However, research on client care and client satisfaction within the professional services sector reveals that translation companies should never forget that ‘a bird in the hand is worth two in the bush’.
Keeping them happy
Even if you are a small business with limited resources, you should have a rudimentary client care programme in place. The baseline for this will be rigorous client service standards aimed at giving clients a responsive, reliable, efficient and courteous service at all times. The next priority is to enable and encourage regular client feedback. Your programme should also include client activities such as seminars, newsletters and white papers to provide useful and relevant business information.
Good client care should make it easier for you to sell additional services at little opportunity cost to your business and encourage clients to become your advocates in the marketplace. It will also help to identify at an early stage any clients who are silently unhappy with your services so that you can take pre-emptive or remedial action.
|Did you know? |
- Only four per cent of clients with problems actually complain
- Clients with a problem will eventually tell nine other people

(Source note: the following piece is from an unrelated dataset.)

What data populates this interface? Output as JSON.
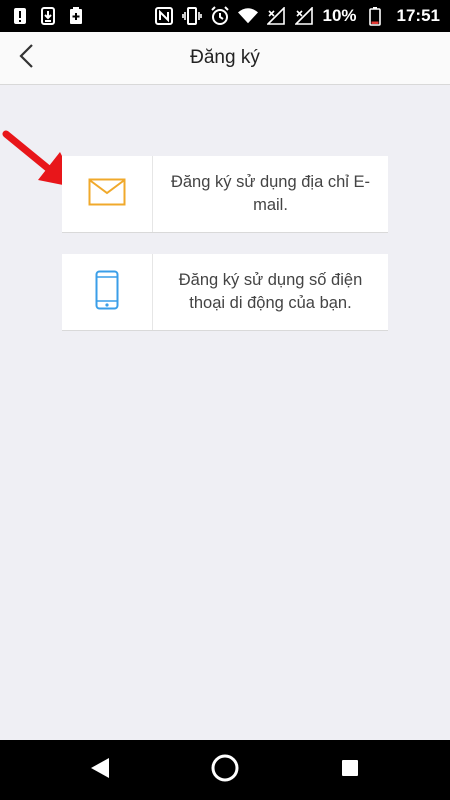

- Very satisfied clients tell five other people about their good experience
- It's not good enough to be ‘good’ - clients who rate their suppliers with a 'good' score are six times more likely to change than clients who rate them as ‘excellent’
Surveys and audits
Each year we undertake a number of satisfaction surveys and quality audits. These include client satisfaction surveys for both our 'commissioning' clients and local approval contacts; creativity and quality audits of a wide selection of translations; and even linguistic supplier surveys to monitor what our translator network think of us as clients. Together these help to give us a 360° perspective of our performance as well as demonstrating our genuine commitment to providing high standards of translations and service. We always use independent consultants and assessors to undertake the research and the techniques include a mix of face- to-face and telephone interviews that allow the interviewer to probe into the underlying reasons behind answers and give the interviewee the opportunity to discuss any difficult issues with an impartial third party.
We also use email questionnaires and automated online surveys for larger scale research where we are seeking quantitative evidence of improvement. For the creativity and quality audits, the independent assessors undertake detailed scrutiny of completed translations in around 40 languages.
Adding value to our client relationships
As localization can be a complex process - particularly when it involves file engineering, multiple language typesetting, and interactive and online media such as DVDs and websites - we try to keep our clients up to date with relevant technical and strategic developments. These include new content management technologies, translation and workflow tools, design and internationalization guidelines, market trends, and strategies for developing global websites and other multilingual communications collateral.
We invite our clients to attend web seminars (webinars) from the comfort of their own desk and we send them white papers on topical issues and newsletters with client stories and service developments to aid their understanding of how to achieve effective multicultural communication.
We never forget that, while we are only ever as good as our last project, our goal is to build long-term relationships with our clients that are rooted in trust, respect and understanding of each other's business.